:: Task to carry out ::
Copy each line below word for word and drop every image.
####
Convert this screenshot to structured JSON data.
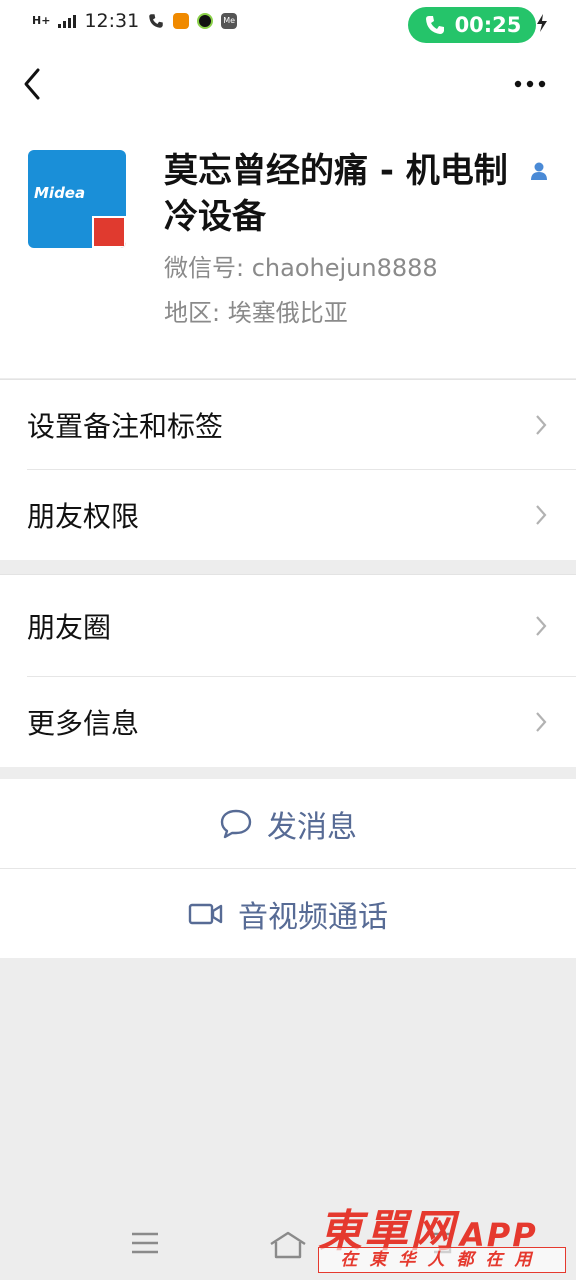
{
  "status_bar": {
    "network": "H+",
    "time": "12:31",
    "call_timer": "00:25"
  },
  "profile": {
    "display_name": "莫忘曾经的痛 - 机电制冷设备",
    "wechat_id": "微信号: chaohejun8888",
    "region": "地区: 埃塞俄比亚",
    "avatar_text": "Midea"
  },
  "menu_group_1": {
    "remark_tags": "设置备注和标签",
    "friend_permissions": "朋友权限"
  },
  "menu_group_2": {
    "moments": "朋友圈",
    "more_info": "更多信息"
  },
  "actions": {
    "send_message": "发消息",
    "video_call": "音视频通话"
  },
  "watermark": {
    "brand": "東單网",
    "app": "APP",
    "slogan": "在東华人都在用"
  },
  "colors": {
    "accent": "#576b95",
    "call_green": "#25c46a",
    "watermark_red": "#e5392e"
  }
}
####
:: Result below ::
Convert this screenshot to structured JSON data.
{
  "status_bar": {
    "network": "H+",
    "time": "12:31",
    "call_timer": "00:25"
  },
  "profile": {
    "display_name": "莫忘曾经的痛 - 机电制冷设备",
    "wechat_id": "微信号: chaohejun8888",
    "region": "地区: 埃塞俄比亚",
    "avatar_text": "Midea"
  },
  "menu_group_1": {
    "remark_tags": "设置备注和标签",
    "friend_permissions": "朋友权限"
  },
  "menu_group_2": {
    "moments": "朋友圈",
    "more_info": "更多信息"
  },
  "actions": {
    "send_message": "发消息",
    "video_call": "音视频通话"
  },
  "watermark": {
    "brand": "東單网",
    "app": "APP",
    "slogan": "在東华人都在用"
  },
  "colors": {
    "accent": "#576b95",
    "call_green": "#25c46a",
    "watermark_red": "#e5392e"
  }
}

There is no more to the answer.